Records
--------
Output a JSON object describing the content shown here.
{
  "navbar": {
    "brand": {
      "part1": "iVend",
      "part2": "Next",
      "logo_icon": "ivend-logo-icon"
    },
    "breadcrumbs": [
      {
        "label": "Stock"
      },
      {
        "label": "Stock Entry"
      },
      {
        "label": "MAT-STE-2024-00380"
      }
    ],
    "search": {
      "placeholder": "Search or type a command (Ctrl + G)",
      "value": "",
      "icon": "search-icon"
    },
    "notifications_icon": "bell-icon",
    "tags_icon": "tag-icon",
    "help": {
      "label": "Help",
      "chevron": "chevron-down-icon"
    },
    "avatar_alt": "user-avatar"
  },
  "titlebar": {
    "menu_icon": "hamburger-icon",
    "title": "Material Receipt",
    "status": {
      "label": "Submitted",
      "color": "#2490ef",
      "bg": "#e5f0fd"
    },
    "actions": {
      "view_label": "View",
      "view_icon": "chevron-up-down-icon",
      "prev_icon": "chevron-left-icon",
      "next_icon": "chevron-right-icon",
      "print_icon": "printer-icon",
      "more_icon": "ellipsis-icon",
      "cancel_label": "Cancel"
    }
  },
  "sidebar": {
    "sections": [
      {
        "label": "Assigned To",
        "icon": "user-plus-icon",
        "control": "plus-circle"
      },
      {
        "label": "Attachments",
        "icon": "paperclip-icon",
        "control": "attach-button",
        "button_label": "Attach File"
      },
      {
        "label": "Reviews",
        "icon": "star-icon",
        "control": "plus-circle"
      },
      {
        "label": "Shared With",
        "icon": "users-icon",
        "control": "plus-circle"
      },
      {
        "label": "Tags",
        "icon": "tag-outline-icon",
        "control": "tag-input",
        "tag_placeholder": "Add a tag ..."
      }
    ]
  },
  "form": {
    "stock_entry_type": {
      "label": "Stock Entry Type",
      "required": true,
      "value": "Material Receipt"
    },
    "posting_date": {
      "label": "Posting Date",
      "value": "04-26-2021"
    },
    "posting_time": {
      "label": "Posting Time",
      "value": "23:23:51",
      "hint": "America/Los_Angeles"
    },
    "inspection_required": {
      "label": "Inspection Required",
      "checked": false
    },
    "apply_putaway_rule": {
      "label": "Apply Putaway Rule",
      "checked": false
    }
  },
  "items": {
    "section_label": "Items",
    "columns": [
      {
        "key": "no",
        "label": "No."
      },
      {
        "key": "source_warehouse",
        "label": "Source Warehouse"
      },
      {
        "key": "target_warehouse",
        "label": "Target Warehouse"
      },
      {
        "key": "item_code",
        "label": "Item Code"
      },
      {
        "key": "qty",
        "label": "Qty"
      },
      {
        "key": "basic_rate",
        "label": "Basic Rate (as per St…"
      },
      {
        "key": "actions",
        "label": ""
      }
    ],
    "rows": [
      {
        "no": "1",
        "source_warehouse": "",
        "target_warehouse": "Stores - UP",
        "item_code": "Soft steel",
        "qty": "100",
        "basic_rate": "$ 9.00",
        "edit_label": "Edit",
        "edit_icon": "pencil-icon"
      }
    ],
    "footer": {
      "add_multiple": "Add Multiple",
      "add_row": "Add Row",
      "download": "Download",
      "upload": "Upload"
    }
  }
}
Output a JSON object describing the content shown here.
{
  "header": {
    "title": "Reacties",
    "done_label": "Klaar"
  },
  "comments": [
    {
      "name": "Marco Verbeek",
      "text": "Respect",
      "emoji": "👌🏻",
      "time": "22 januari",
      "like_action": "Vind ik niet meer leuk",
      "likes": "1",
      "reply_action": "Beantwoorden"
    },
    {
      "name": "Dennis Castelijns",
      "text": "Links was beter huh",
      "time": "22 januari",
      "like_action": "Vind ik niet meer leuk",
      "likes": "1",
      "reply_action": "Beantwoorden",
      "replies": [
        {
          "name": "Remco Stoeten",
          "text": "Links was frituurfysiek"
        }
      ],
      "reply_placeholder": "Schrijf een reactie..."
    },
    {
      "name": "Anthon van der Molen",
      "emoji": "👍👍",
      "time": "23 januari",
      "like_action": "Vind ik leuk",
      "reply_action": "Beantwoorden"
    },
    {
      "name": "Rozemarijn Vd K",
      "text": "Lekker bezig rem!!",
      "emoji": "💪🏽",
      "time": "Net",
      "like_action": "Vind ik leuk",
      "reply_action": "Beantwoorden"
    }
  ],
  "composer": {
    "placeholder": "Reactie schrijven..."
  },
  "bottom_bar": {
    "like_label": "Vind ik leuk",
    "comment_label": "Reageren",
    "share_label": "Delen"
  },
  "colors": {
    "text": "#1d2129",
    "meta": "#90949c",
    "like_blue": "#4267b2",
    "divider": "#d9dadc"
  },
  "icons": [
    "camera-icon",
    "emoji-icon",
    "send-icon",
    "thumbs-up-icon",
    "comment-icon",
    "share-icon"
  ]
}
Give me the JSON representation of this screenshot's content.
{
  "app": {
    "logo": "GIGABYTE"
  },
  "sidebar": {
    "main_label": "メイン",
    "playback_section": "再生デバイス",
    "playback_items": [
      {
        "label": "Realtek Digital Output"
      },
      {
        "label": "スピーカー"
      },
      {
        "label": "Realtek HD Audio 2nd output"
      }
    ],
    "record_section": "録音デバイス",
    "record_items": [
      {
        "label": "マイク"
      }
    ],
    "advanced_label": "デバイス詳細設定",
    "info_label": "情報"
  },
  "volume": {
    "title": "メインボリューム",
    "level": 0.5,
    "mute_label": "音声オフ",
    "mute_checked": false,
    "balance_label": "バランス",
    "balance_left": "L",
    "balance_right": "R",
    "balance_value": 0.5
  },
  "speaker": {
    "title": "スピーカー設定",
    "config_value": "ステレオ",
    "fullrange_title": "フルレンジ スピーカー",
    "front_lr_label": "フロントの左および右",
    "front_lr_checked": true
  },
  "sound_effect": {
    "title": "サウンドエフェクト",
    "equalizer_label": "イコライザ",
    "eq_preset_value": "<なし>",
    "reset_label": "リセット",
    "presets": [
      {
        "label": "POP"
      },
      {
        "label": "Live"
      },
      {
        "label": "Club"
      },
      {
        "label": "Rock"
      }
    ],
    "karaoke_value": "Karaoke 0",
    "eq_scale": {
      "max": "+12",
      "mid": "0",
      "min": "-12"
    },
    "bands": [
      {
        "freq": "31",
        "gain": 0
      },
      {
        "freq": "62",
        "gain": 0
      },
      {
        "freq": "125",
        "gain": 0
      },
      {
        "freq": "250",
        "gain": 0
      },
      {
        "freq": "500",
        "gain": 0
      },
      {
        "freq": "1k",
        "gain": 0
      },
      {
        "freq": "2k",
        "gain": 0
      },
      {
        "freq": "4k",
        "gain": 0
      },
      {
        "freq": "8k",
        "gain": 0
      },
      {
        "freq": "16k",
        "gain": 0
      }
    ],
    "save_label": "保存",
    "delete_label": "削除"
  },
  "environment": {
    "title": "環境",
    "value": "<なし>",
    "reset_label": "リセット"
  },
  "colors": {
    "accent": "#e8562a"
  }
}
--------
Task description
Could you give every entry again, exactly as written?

Problem solution
Output a JSON object describing the content shown here.
{
  "navbar": {
    "brand": {
      "part1": "iVend",
      "part2": "Next",
      "logo_icon": "ivend-logo-icon"
    },
    "breadcrumbs": [
      {
        "label": "Stock"
      },
      {
        "label": "Stock Entry"
      },
      {
        "label": "MAT-STE-2024-00380"
      }
    ],
    "search": {
      "placeholder": "Search or type a command (Ctrl + G)",
      "value": "",
      "icon": "search-icon"
    },
    "notifications_icon": "bell-icon",
    "tags_icon": "tag-icon",
    "help": {
      "label": "Help",
      "chevron": "chevron-down-icon"
    },
    "avatar_alt": "user-avatar"
  },
  "titlebar": {
    "menu_icon": "hamburger-icon",
    "title": "Material Receipt",
    "status": {
      "label": "Submitted",
      "color": "#2490ef",
      "bg": "#e5f0fd"
    },
    "actions": {
      "view_label": "View",
      "view_icon": "chevron-up-down-icon",
      "prev_icon": "chevron-left-icon",
      "next_icon": "chevron-right-icon",
      "print_icon": "printer-icon",
      "more_icon": "ellipsis-icon",
      "cancel_label": "Cancel"
    }
  },
  "sidebar": {
    "sections": [
      {
        "label": "Assigned To",
        "icon": "user-plus-icon",
        "control": "plus-circle"
      },
      {
        "label": "Attachments",
        "icon": "paperclip-icon",
        "control": "attach-button",
        "button_label": "Attach File"
      },
      {
        "label": "Reviews",
        "icon": "star-icon",
        "control": "plus-circle"
      },
      {
        "label": "Shared With",
        "icon": "users-icon",
        "control": "plus-circle"
      },
      {
        "label": "Tags",
        "icon": "tag-outline-icon",
        "control": "tag-input",
        "tag_placeholder": "Add a tag ..."
      }
    ]
  },
  "form": {
    "stock_entry_type": {
      "label": "Stock Entry Type",
      "required": true,
      "value": "Material Receipt"
    },
    "posting_date": {
      "label": "Posting Date",
      "value": "04-26-2021"
    },
    "posting_time": {
      "label": "Posting Time",
      "value": "23:23:51",
      "hint": "America/Los_Angeles"
    },
    "inspection_required": {
      "label": "Inspection Required",
      "checked": false
    },
    "apply_putaway_rule": {
      "label": "Apply Putaway Rule",
      "checked": false
    }
  },
  "items": {
    "section_label": "Items",
    "columns": [
      {
        "key": "no",
        "label": "No."
      },
      {
        "key": "source_warehouse",
        "label": "Source Warehouse"
      },
      {
        "key": "target_warehouse",
        "label": "Target Warehouse"
      },
      {
        "key": "item_code",
        "label": "Item Code"
      },
      {
        "key": "qty",
        "label": "Qty"
      },
      {
        "key": "basic_rate",
        "label": "Basic Rate (as per St…"
      },
      {
        "key": "actions",
        "label": ""
      }
    ],
    "rows": [
      {
        "no": "1",
        "source_warehouse": "",
        "target_warehouse": "Stores - UP",
        "item_code": "Soft steel",
        "qty": "100",
        "basic_rate": "$ 9.00",
        "edit_label": "Edit",
        "edit_icon": "pencil-icon"
      }
    ],
    "footer": {
      "add_multiple": "Add Multiple",
      "add_row": "Add Row",
      "download": "Download",
      "upload": "Upload"
    }
  }
}
Output a JSON object describing the content shown here.
{
  "header": {
    "title": "Reacties",
    "done_label": "Klaar"
  },
  "comments": [
    {
      "name": "Marco Verbeek",
      "text": "Respect",
      "emoji": "👌🏻",
      "time": "22 januari",
      "like_action": "Vind ik niet meer leuk",
      "likes": "1",
      "reply_action": "Beantwoorden"
    },
    {
      "name": "Dennis Castelijns",
      "text": "Links was beter huh",
      "time": "22 januari",
      "like_action": "Vind ik niet meer leuk",
      "likes": "1",
      "reply_action": "Beantwoorden",
      "replies": [
        {
          "name": "Remco Stoeten",
          "text": "Links was frituurfysiek"
        }
      ],
      "reply_placeholder": "Schrijf een reactie..."
    },
    {
      "name": "Anthon van der Molen",
      "emoji": "👍👍",
      "time": "23 januari",
      "like_action": "Vind ik leuk",
      "reply_action": "Beantwoorden"
    },
    {
      "name": "Rozemarijn Vd K",
      "text": "Lekker bezig rem!!",
      "emoji": "💪🏽",
      "time": "Net",
      "like_action": "Vind ik leuk",
      "reply_action": "Beantwoorden"
    }
  ],
  "composer": {
    "placeholder": "Reactie schrijven..."
  },
  "bottom_bar": {
    "like_label": "Vind ik leuk",
    "comment_label": "Reageren",
    "share_label": "Delen"
  },
  "colors": {
    "text": "#1d2129",
    "meta": "#90949c",
    "like_blue": "#4267b2",
    "divider": "#d9dadc"
  },
  "icons": [
    "camera-icon",
    "emoji-icon",
    "send-icon",
    "thumbs-up-icon",
    "comment-icon",
    "share-icon"
  ]
}
Give me the JSON representation of this screenshot's content.
{
  "app": {
    "logo": "GIGABYTE"
  },
  "sidebar": {
    "main_label": "メイン",
    "playback_section": "再生デバイス",
    "playback_items": [
      {
        "label": "Realtek Digital Output"
      },
      {
        "label": "スピーカー"
      },
      {
        "label": "Realtek HD Audio 2nd output"
      }
    ],
    "record_section": "録音デバイス",
    "record_items": [
      {
        "label": "マイク"
      }
    ],
    "advanced_label": "デバイス詳細設定",
    "info_label": "情報"
  },
  "volume": {
    "title": "メインボリューム",
    "level": 0.5,
    "mute_label": "音声オフ",
    "mute_checked": false,
    "balance_label": "バランス",
    "balance_left": "L",
    "balance_right": "R",
    "balance_value": 0.5
  },
  "speaker": {
    "title": "スピーカー設定",
    "config_value": "ステレオ",
    "fullrange_title": "フルレンジ スピーカー",
    "front_lr_label": "フロントの左および右",
    "front_lr_checked": true
  },
  "sound_effect": {
    "title": "サウンドエフェクト",
    "equalizer_label": "イコライザ",
    "eq_preset_value": "<なし>",
    "reset_label": "リセット",
    "presets": [
      {
        "label": "POP"
      },
      {
        "label": "Live"
      },
      {
        "label": "Club"
      },
      {
        "label": "Rock"
      }
    ],
    "karaoke_value": "Karaoke 0",
    "eq_scale": {
      "max": "+12",
      "mid": "0",
      "min": "-12"
    },
    "bands": [
      {
        "freq": "31",
        "gain": 0
      },
      {
        "freq": "62",
        "gain": 0
      },
      {
        "freq": "125",
        "gain": 0
      },
      {
        "freq": "250",
        "gain": 0
      },
      {
        "freq": "500",
        "gain": 0
      },
      {
        "freq": "1k",
        "gain": 0
      },
      {
        "freq": "2k",
        "gain": 0
      },
      {
        "freq": "4k",
        "gain": 0
      },
      {
        "freq": "8k",
        "gain": 0
      },
      {
        "freq": "16k",
        "gain": 0
      }
    ],
    "save_label": "保存",
    "delete_label": "削除"
  },
  "environment": {
    "title": "環境",
    "value": "<なし>",
    "reset_label": "リセット"
  },
  "colors": {
    "accent": "#e8562a"
  }
}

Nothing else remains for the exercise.